Copy each line below exactly.

# Record set
......

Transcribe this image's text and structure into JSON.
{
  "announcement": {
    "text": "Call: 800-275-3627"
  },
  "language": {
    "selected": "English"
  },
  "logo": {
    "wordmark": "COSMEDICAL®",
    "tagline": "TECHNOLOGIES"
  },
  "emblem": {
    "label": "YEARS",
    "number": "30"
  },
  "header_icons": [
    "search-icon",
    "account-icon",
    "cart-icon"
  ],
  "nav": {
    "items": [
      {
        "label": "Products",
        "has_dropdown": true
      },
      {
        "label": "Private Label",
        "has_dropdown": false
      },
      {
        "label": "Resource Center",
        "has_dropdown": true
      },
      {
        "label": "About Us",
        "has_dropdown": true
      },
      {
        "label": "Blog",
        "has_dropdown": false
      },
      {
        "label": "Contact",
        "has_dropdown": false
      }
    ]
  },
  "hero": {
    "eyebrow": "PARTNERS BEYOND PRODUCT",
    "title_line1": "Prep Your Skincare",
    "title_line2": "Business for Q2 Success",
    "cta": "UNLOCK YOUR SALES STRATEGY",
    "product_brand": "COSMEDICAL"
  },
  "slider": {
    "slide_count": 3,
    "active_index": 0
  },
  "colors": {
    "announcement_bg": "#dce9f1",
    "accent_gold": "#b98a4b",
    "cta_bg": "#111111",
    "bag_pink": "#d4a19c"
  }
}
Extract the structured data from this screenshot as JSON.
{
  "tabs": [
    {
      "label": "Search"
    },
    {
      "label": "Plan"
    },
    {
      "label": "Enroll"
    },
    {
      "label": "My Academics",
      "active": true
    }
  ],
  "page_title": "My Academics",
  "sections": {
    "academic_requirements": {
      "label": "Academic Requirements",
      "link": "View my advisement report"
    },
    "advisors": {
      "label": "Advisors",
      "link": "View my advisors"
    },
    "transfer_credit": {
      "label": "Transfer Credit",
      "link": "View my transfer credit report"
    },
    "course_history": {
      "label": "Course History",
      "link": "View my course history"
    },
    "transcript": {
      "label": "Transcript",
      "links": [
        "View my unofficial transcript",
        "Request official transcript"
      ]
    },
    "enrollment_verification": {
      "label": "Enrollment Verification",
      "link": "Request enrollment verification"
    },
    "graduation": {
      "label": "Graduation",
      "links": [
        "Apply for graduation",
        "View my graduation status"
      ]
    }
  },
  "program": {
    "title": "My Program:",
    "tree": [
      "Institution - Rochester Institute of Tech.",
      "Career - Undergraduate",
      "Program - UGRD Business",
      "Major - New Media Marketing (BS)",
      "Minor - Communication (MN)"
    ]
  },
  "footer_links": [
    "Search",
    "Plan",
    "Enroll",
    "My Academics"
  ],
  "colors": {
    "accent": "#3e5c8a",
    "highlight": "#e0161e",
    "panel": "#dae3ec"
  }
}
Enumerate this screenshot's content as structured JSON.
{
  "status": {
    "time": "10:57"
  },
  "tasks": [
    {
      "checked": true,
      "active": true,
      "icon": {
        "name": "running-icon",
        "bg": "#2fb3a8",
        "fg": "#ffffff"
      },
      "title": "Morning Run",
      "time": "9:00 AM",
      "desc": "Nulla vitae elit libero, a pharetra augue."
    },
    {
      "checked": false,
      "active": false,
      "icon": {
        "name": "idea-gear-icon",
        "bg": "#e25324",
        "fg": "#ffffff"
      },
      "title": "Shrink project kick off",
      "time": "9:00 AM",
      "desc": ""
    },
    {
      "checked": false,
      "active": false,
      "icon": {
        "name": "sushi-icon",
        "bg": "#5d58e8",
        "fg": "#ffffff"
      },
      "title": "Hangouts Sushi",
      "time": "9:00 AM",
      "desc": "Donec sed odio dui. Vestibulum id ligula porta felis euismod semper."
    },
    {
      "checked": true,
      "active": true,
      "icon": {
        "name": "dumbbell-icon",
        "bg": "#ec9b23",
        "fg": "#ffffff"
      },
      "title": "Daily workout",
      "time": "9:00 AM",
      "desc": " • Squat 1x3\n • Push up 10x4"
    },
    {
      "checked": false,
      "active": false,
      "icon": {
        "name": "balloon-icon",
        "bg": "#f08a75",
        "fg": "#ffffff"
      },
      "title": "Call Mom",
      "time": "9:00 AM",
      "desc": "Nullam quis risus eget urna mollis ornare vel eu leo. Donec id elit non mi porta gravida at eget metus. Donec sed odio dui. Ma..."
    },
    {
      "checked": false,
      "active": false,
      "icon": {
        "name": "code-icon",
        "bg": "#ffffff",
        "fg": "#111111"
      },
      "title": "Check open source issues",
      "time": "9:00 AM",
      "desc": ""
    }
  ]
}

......

# Result
Transcribe this image's text and structure into JSON.
{
  "announcement": {
    "text": "Call: 800-275-3627"
  },
  "language": {
    "selected": "English"
  },
  "logo": {
    "wordmark": "COSMEDICAL®",
    "tagline": "TECHNOLOGIES"
  },
  "emblem": {
    "label": "YEARS",
    "number": "30"
  },
  "header_icons": [
    "search-icon",
    "account-icon",
    "cart-icon"
  ],
  "nav": {
    "items": [
      {
        "label": "Products",
        "has_dropdown": true
      },
      {
        "label": "Private Label",
        "has_dropdown": false
      },
      {
        "label": "Resource Center",
        "has_dropdown": true
      },
      {
        "label": "About Us",
        "has_dropdown": true
      },
      {
        "label": "Blog",
        "has_dropdown": false
      },
      {
        "label": "Contact",
        "has_dropdown": false
      }
    ]
  },
  "hero": {
    "eyebrow": "PARTNERS BEYOND PRODUCT",
    "title_line1": "Prep Your Skincare",
    "title_line2": "Business for Q2 Success",
    "cta": "UNLOCK YOUR SALES STRATEGY",
    "product_brand": "COSMEDICAL"
  },
  "slider": {
    "slide_count": 3,
    "active_index": 0
  },
  "colors": {
    "announcement_bg": "#dce9f1",
    "accent_gold": "#b98a4b",
    "cta_bg": "#111111",
    "bag_pink": "#d4a19c"
  }
}
Extract the structured data from this screenshot as JSON.
{
  "tabs": [
    {
      "label": "Search"
    },
    {
      "label": "Plan"
    },
    {
      "label": "Enroll"
    },
    {
      "label": "My Academics",
      "active": true
    }
  ],
  "page_title": "My Academics",
  "sections": {
    "academic_requirements": {
      "label": "Academic Requirements",
      "link": "View my advisement report"
    },
    "advisors": {
      "label": "Advisors",
      "link": "View my advisors"
    },
    "transfer_credit": {
      "label": "Transfer Credit",
      "link": "View my transfer credit report"
    },
    "course_history": {
      "label": "Course History",
      "link": "View my course history"
    },
    "transcript": {
      "label": "Transcript",
      "links": [
        "View my unofficial transcript",
        "Request official transcript"
      ]
    },
    "enrollment_verification": {
      "label": "Enrollment Verification",
      "link": "Request enrollment verification"
    },
    "graduation": {
      "label": "Graduation",
      "links": [
        "Apply for graduation",
        "View my graduation status"
      ]
    }
  },
  "program": {
    "title": "My Program:",
    "tree": [
      "Institution - Rochester Institute of Tech.",
      "Career - Undergraduate",
      "Program - UGRD Business",
      "Major - New Media Marketing (BS)",
      "Minor - Communication (MN)"
    ]
  },
  "footer_links": [
    "Search",
    "Plan",
    "Enroll",
    "My Academics"
  ],
  "colors": {
    "accent": "#3e5c8a",
    "highlight": "#e0161e",
    "panel": "#dae3ec"
  }
}
Enumerate this screenshot's content as structured JSON.
{
  "status": {
    "time": "10:57"
  },
  "tasks": [
    {
      "checked": true,
      "active": true,
      "icon": {
        "name": "running-icon",
        "bg": "#2fb3a8",
        "fg": "#ffffff"
      },
      "title": "Morning Run",
      "time": "9:00 AM",
      "desc": "Nulla vitae elit libero, a pharetra augue."
    },
    {
      "checked": false,
      "active": false,
      "icon": {
        "name": "idea-gear-icon",
        "bg": "#e25324",
        "fg": "#ffffff"
      },
      "title": "Shrink project kick off",
      "time": "9:00 AM",
      "desc": ""
    },
    {
      "checked": false,
      "active": false,
      "icon": {
        "name": "sushi-icon",
        "bg": "#5d58e8",
        "fg": "#ffffff"
      },
      "title": "Hangouts Sushi",
      "time": "9:00 AM",
      "desc": "Donec sed odio dui. Vestibulum id ligula porta felis euismod semper."
    },
    {
      "checked": true,
      "active": true,
      "icon": {
        "name": "dumbbell-icon",
        "bg": "#ec9b23",
        "fg": "#ffffff"
      },
      "title": "Daily workout",
      "time": "9:00 AM",
      "desc": " • Squat 1x3\n • Push up 10x4"
    },
    {
      "checked": false,
      "active": false,
      "icon": {
        "name": "balloon-icon",
        "bg": "#f08a75",
        "fg": "#ffffff"
      },
      "title": "Call Mom",
      "time": "9:00 AM",
      "desc": "Nullam quis risus eget urna mollis ornare vel eu leo. Donec id elit non mi porta gravida at eget metus. Donec sed odio dui. Ma..."
    },
    {
      "checked": false,
      "active": false,
      "icon": {
        "name": "code-icon",
        "bg": "#ffffff",
        "fg": "#111111"
      },
      "title": "Check open source issues",
      "time": "9:00 AM",
      "desc": ""
    }
  ]
}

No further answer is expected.